British singer Joss Stone says she has been deported from Iran because authorities believed she was attempting to play an unsanctioned concert in the country, which prohibits female musicians performing in public.
“We got detained and then we got deported,” the 32-year-old said in an Instagram video on Wednesday, while dressed in a white headscarf. She says she was on a “blacklist” and that the authorities “don’t believe we wouldn’t be playing a public show” on what would have been the final leg of her world tour.
“After long discussions with the most friendly, charming and welcoming immigration people, the decision was made to detain us for the night and to deport us in the morning,” Stone said. “Of course I was gutted. So close yet so far.”
In the video, the singer said she was aware that there couldn’t be a public concert because of her gender and that she wasn’t trying to “change the politics of the countries I visit or put other people in danger.”
In a statement to TheWrap, Stone said that the immigration officials treated her with “the utmost class and compassion” and were apologetic even as they escorted her to her plane. “We were the ones that should have been apologising for not having our correct paper work,” the singer wrote. “The ball was dropped on this one and it wasn’t them.”
“I have to say I never imagined that being deported in Iran would be such a delightful human experience,” she added. This is a situation that could have been so so very different. It solidifies my belief further. People are good.”
Iran’s Ministry of Foreign Affairs did not return TheWrap’s request for comment.
Stone’s Total World Tour started in Morocco in March 2014 and included Kazakhstan, Mongolia, Belize and Jordan. The purpose of the tour to “bring loveliness in a form of music to every country on our planet,” according to the artist’s website. Aside from performing, Stone’s tour also included charity work in Lebanon, Syria and Mauritius, where she supported Mo’zar Atelier Musique, a group that helps children access music lessons.
The singer was barred from playing in Iran despite the regime’s stance on music being performed in the country has loosened slightly in recent years, as detailed in the New York Times. All forms of music were banned immediately after the regime took control in 1979, but in the late ’90s some restrictions were lifted under reformist president Mohammad Khatami, who allowed western classical music to be taught at Tehran University and permitted concerts where women could sing in front of other women.

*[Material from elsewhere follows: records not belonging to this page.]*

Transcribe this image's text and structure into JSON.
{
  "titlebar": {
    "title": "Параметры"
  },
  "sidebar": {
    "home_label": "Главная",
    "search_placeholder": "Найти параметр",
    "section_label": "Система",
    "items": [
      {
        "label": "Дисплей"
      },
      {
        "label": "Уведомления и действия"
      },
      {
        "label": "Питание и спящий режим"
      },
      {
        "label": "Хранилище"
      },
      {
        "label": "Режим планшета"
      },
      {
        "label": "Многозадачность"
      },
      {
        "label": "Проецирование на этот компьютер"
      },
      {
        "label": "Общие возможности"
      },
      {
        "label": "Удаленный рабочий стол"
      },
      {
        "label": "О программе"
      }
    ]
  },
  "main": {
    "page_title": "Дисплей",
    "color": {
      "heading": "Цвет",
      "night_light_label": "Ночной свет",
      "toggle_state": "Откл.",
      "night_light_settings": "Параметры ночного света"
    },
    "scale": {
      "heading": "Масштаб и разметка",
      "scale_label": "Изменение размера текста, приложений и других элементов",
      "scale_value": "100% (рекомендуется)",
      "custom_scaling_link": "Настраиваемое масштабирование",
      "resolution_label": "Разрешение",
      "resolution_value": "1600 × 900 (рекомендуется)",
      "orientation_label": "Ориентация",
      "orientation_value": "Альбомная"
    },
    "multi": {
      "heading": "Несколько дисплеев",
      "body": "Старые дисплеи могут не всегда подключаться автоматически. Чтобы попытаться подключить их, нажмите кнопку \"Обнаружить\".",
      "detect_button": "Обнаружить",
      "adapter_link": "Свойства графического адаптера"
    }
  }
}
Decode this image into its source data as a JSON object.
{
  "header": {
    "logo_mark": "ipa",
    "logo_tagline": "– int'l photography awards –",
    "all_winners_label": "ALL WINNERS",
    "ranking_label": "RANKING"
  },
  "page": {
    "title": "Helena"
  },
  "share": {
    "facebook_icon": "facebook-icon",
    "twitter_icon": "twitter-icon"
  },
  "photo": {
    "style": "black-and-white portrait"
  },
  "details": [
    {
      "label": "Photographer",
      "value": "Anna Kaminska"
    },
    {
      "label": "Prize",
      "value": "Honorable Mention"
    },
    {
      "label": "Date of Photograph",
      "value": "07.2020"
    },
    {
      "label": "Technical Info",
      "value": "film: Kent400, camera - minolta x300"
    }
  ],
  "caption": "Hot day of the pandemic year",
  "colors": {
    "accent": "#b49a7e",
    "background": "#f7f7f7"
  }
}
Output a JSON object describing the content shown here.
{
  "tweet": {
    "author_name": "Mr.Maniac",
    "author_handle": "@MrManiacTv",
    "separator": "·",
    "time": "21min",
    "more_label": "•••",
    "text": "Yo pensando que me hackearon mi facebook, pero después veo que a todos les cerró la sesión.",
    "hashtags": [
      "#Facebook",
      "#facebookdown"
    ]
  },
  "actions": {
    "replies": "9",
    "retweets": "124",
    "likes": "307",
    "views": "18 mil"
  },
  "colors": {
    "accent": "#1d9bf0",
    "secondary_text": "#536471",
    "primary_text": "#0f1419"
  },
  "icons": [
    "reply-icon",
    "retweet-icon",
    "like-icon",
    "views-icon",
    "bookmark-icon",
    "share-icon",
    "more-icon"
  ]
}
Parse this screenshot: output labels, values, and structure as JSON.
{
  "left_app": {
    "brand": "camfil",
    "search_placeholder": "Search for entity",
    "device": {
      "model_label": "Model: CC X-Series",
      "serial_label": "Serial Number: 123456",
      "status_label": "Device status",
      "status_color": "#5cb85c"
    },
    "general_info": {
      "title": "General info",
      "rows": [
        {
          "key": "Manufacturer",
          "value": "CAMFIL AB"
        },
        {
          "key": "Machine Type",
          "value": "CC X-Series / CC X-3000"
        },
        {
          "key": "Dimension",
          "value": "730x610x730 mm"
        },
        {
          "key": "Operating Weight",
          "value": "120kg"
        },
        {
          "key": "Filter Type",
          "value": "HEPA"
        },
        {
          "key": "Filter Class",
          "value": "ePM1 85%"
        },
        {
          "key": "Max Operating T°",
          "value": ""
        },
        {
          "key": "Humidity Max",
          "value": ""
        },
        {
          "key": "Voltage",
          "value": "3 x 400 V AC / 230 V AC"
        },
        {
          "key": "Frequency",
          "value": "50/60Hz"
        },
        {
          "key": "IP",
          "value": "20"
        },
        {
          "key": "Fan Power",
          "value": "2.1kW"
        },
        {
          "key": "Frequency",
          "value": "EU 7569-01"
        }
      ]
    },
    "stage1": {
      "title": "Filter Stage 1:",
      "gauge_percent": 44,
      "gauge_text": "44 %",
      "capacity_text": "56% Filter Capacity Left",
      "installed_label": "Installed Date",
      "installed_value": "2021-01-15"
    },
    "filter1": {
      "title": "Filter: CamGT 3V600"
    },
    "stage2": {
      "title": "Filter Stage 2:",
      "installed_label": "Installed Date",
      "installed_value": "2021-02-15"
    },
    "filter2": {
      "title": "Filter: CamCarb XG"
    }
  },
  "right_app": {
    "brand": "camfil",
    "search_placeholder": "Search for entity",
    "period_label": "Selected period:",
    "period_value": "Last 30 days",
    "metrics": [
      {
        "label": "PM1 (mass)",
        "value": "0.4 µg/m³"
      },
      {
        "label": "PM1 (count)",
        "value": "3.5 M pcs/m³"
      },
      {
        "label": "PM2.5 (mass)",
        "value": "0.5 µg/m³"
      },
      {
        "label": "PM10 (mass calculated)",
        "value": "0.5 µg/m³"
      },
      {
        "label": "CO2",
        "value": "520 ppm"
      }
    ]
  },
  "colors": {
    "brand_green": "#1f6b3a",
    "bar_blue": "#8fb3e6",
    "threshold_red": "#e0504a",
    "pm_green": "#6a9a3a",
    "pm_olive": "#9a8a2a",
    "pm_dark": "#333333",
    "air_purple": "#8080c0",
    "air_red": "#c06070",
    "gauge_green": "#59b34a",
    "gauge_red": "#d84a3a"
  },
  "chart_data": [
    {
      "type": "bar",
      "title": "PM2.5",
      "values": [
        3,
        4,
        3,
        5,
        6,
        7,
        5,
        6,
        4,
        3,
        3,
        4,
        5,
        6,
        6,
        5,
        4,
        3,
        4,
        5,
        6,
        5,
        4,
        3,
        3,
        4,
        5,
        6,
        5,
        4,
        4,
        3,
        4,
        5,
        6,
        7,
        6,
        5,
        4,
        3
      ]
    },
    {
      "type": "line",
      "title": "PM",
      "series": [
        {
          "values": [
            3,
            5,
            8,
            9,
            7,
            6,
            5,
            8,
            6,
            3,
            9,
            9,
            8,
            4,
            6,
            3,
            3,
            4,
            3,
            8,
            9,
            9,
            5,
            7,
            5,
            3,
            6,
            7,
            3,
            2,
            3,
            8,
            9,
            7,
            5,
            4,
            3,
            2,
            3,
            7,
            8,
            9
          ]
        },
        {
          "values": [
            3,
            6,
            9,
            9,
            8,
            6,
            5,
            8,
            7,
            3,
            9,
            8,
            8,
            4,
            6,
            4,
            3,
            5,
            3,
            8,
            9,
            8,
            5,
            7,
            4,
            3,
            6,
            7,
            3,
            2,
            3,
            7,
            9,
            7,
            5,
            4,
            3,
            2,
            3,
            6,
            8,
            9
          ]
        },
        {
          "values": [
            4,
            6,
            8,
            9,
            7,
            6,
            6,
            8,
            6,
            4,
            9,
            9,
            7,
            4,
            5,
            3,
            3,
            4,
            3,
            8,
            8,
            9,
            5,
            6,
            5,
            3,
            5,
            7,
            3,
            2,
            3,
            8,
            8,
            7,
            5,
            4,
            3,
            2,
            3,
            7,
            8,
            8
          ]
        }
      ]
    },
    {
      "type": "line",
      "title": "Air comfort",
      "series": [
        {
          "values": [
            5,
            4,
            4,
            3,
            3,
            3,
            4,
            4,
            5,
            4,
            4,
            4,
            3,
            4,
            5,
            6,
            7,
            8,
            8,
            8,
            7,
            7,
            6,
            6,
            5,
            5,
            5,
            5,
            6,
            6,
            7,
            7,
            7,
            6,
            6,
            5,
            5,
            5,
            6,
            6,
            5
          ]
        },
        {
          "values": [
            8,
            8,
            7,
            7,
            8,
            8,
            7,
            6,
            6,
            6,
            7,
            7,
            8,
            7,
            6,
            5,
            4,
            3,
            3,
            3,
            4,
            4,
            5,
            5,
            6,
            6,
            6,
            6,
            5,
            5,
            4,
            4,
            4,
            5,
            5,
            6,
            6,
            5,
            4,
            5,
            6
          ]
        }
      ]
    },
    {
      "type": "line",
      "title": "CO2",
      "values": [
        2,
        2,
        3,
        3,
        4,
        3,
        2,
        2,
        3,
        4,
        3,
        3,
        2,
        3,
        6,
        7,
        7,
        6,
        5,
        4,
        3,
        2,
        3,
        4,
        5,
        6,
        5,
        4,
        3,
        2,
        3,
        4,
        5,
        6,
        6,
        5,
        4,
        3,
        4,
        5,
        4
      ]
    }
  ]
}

Iranian president Mahmoud Ahmadinejad banned western music from state radio and TV stations in 2005 in order to block “indecent and western music from the Islamic Republic of Iran Broadcasting.” Women singing by themselves continues to be a taboo in Iran, with some exceptions being permitted for opera.